Milk producers in the city have reported an increase in productivity by using better methods and practices.

By Our special correspondent
  • Published 20.07.15
Scientist Ram Pratim Deka interacts with dairy producers in Guwahati. Telegraph picture

Guwahati, July 19: Milk producers in the city have reported an increase in productivity by using better methods and practices.

This was revealed after a students' team from Swedish University of Agricultural Science, Sweden, had come last year to carry out an impact assessment of the training provided to milk producers under an initiative supported and financed by Nairobi-headquartered International Livestock Research Institute (ILRI).

A total of 356 dairy producers from the city were trained in 2013-14. They were given certificates recently on completion of their training at a programme held here. ILRI conducted the training for the unorganised milk producers and designed a customised training manual for them.

"The impact assessment study has revealed that milk productivity of the trained group of producers has increased by about 11.7 per cent compared to the untrained group. They also found that prevalence of subclinical mastitis - a disease - has reduced significantly in dairy cows of the trained group," scientist Ram Pratim Deka of Food Safety and Zoonosis told The Telegraph at the Guwahati office of ILRI.

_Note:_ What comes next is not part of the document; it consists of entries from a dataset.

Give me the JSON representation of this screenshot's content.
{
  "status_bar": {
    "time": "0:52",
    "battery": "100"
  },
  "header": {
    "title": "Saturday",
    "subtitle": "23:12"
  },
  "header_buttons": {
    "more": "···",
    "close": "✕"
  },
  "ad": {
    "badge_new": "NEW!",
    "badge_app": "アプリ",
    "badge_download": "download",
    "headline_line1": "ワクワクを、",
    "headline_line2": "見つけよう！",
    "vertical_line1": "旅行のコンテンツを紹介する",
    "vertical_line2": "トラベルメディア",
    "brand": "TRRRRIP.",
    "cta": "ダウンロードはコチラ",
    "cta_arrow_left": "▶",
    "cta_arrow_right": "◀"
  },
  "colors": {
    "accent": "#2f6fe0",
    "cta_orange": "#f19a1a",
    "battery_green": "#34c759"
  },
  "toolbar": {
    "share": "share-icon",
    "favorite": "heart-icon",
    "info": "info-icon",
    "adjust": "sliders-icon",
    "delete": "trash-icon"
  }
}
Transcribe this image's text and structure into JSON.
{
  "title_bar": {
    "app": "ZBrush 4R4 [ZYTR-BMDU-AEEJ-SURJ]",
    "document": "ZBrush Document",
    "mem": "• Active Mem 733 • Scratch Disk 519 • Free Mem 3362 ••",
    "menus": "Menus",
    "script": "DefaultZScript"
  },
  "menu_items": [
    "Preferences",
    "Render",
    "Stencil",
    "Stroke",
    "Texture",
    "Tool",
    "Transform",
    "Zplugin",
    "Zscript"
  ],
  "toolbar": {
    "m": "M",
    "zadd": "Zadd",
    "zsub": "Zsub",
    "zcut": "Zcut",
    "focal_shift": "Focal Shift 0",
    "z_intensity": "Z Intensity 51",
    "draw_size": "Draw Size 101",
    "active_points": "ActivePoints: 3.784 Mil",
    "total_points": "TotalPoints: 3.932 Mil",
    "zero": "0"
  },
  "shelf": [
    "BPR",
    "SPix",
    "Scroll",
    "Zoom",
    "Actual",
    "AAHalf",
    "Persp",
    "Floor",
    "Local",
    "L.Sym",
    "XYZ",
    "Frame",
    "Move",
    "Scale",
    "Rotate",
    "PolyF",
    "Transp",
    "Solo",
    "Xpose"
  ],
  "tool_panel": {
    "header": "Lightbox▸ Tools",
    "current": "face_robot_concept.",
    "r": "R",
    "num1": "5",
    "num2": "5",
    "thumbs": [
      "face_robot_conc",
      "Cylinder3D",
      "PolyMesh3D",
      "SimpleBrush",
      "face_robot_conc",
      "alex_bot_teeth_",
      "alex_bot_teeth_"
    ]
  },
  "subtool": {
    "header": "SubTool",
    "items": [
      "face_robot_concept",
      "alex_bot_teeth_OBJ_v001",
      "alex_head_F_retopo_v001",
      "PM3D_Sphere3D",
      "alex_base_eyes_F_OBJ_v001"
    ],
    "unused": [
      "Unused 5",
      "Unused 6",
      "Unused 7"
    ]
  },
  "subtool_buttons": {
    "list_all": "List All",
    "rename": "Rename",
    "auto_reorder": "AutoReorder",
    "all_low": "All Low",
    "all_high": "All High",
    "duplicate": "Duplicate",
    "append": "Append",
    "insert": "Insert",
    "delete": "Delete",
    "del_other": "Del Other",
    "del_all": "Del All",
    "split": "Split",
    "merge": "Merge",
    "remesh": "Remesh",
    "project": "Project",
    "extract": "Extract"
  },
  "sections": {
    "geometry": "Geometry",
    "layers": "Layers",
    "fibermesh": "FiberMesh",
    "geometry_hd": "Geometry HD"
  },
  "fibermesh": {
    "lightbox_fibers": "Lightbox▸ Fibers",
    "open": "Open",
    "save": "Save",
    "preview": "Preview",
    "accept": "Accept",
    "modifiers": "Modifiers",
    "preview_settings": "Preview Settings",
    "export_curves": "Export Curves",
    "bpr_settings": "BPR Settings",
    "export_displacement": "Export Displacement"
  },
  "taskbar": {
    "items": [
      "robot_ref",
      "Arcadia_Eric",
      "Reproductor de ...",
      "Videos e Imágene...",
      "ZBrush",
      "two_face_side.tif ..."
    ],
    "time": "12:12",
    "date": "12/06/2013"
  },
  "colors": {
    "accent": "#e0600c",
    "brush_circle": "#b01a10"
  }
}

Deka said it was found that knowledge, attitude and practices of the trained group had improved significantly. "Cost of production and trading increased after the training. The demand of milk, produced by the trained group, also increased," he said.

Deka added that certificates were given to the unorganised milk producers to encourage them in improving the hygiene and quality of milk. A committee was constituted in each area to monitor whether the trained producers were following the new practices.

Assam's milk market is dominated by unorganised milk producers, vendors, sweet makers and cottage processors. The sector handles about 97 per cent of the total milk marketed in the state.

Though the sector is viewed negatively, consumers buy milk from the unorganised milk producers because of convenience and the producers also prefer to sell milk to them as they offer much higher prices than the dairy plants.

"The initiative suggests that if a training programme is meticulously designed, effectively executed and followed up, it can bring positive changes in knowledge, attitude and practices that can result in increased productivity of milk by about 10 per cent with little or no additional investment on land, labour and livestock," Deka said.

President of Brihattar Guwahati Gopalak Sanstha, Baburam Poudel, said the training was beneficial to them as it had helped change their attitude and also helped increase productivity. "It would be beneficial if the training programme was adopted across the state," he said.